(App and web page records)

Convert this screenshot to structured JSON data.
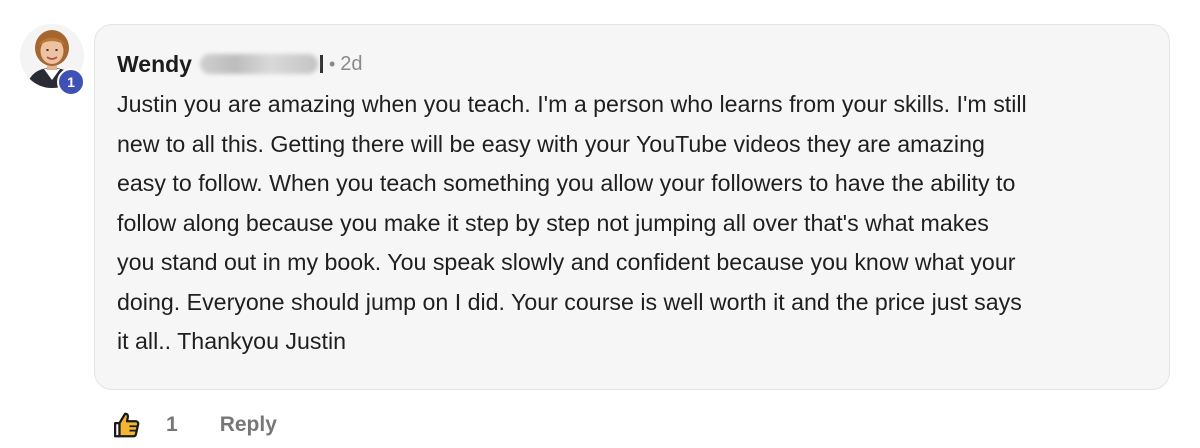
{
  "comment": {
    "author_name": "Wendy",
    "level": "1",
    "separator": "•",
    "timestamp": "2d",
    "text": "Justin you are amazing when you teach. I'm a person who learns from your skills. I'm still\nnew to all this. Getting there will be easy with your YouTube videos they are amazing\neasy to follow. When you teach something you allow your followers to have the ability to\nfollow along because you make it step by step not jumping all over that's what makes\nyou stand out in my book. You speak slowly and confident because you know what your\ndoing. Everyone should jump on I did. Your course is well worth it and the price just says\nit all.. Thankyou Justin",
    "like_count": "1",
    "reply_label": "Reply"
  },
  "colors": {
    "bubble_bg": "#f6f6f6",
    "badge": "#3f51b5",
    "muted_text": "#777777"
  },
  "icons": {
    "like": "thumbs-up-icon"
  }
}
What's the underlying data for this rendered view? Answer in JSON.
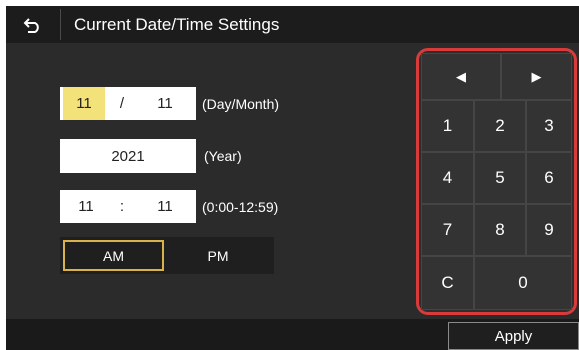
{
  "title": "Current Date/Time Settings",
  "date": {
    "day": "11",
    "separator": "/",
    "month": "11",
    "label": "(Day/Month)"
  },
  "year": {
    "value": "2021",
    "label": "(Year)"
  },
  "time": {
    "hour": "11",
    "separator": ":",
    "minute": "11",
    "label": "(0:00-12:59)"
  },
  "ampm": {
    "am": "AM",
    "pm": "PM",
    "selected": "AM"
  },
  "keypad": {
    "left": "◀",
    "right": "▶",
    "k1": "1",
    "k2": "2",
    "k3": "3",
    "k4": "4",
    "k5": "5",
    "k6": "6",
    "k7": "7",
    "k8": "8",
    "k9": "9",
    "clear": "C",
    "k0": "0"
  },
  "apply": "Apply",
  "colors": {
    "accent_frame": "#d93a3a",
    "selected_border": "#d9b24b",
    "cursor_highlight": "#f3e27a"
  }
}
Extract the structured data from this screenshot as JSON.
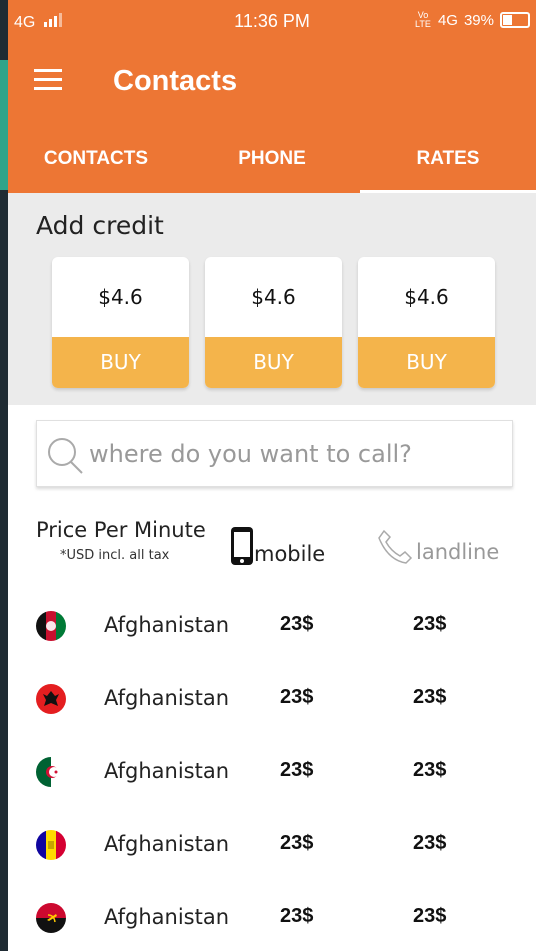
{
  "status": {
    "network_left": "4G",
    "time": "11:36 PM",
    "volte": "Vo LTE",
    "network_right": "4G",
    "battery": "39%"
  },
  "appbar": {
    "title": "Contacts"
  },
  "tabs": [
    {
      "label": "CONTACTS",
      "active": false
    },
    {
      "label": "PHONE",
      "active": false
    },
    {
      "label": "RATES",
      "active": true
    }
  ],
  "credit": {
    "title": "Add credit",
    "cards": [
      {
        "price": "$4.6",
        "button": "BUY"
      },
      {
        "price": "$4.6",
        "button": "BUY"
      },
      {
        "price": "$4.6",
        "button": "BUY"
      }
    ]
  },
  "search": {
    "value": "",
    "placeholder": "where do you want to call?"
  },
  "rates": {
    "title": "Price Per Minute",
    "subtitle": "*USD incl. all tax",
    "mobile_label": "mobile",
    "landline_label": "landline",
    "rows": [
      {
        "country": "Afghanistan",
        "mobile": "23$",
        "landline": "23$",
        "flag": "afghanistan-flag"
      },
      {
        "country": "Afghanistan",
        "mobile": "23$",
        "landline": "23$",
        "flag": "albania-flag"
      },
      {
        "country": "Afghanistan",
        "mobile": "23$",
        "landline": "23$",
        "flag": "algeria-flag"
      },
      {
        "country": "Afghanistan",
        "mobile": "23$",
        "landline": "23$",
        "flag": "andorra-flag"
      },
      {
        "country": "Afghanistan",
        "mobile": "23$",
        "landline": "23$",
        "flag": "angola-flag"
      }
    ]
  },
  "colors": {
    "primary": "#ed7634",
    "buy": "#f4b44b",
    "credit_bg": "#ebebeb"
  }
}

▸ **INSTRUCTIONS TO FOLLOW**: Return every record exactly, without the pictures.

▸ **RESULT OF THE EXERCISE**:
Convert this screenshot to structured JSON data.
{
  "comment": {
    "author_name": "Wendy",
    "level": "1",
    "separator": "•",
    "timestamp": "2d",
    "text": "Justin you are amazing when you teach. I'm a person who learns from your skills. I'm still\nnew to all this. Getting there will be easy with your YouTube videos they are amazing\neasy to follow. When you teach something you allow your followers to have the ability to\nfollow along because you make it step by step not jumping all over that's what makes\nyou stand out in my book. You speak slowly and confident because you know what your\ndoing. Everyone should jump on I did. Your course is well worth it and the price just says\nit all.. Thankyou Justin",
    "like_count": "1",
    "reply_label": "Reply"
  },
  "colors": {
    "bubble_bg": "#f6f6f6",
    "badge": "#3f51b5",
    "muted_text": "#777777"
  },
  "icons": {
    "like": "thumbs-up-icon"
  }
}
What's the underlying data for this rendered view? Answer in JSON.
{
  "title": "Current Date/Time Settings",
  "date": {
    "day": "11",
    "separator": "/",
    "month": "11",
    "label": "(Day/Month)"
  },
  "year": {
    "value": "2021",
    "label": "(Year)"
  },
  "time": {
    "hour": "11",
    "separator": ":",
    "minute": "11",
    "label": "(0:00-12:59)"
  },
  "ampm": {
    "am": "AM",
    "pm": "PM",
    "selected": "AM"
  },
  "keypad": {
    "left": "◀",
    "right": "▶",
    "k1": "1",
    "k2": "2",
    "k3": "3",
    "k4": "4",
    "k5": "5",
    "k6": "6",
    "k7": "7",
    "k8": "8",
    "k9": "9",
    "clear": "C",
    "k0": "0"
  },
  "apply": "Apply",
  "colors": {
    "accent_frame": "#d93a3a",
    "selected_border": "#d9b24b",
    "cursor_highlight": "#f3e27a"
  }
}
Extract the structured data from this screenshot as JSON.
{
  "status": {
    "network_left": "4G",
    "time": "11:36 PM",
    "volte": "Vo LTE",
    "network_right": "4G",
    "battery": "39%"
  },
  "appbar": {
    "title": "Contacts"
  },
  "tabs": [
    {
      "label": "CONTACTS",
      "active": false
    },
    {
      "label": "PHONE",
      "active": false
    },
    {
      "label": "RATES",
      "active": true
    }
  ],
  "credit": {
    "title": "Add credit",
    "cards": [
      {
        "price": "$4.6",
        "button": "BUY"
      },
      {
        "price": "$4.6",
        "button": "BUY"
      },
      {
        "price": "$4.6",
        "button": "BUY"
      }
    ]
  },
  "search": {
    "value": "",
    "placeholder": "where do you want to call?"
  },
  "rates": {
    "title": "Price Per Minute",
    "subtitle": "*USD incl. all tax",
    "mobile_label": "mobile",
    "landline_label": "landline",
    "rows": [
      {
        "country": "Afghanistan",
        "mobile": "23$",
        "landline": "23$",
        "flag": "afghanistan-flag"
      },
      {
        "country": "Afghanistan",
        "mobile": "23$",
        "landline": "23$",
        "flag": "albania-flag"
      },
      {
        "country": "Afghanistan",
        "mobile": "23$",
        "landline": "23$",
        "flag": "algeria-flag"
      },
      {
        "country": "Afghanistan",
        "mobile": "23$",
        "landline": "23$",
        "flag": "andorra-flag"
      },
      {
        "country": "Afghanistan",
        "mobile": "23$",
        "landline": "23$",
        "flag": "angola-flag"
      }
    ]
  },
  "colors": {
    "primary": "#ed7634",
    "buy": "#f4b44b",
    "credit_bg": "#ebebeb"
  }
}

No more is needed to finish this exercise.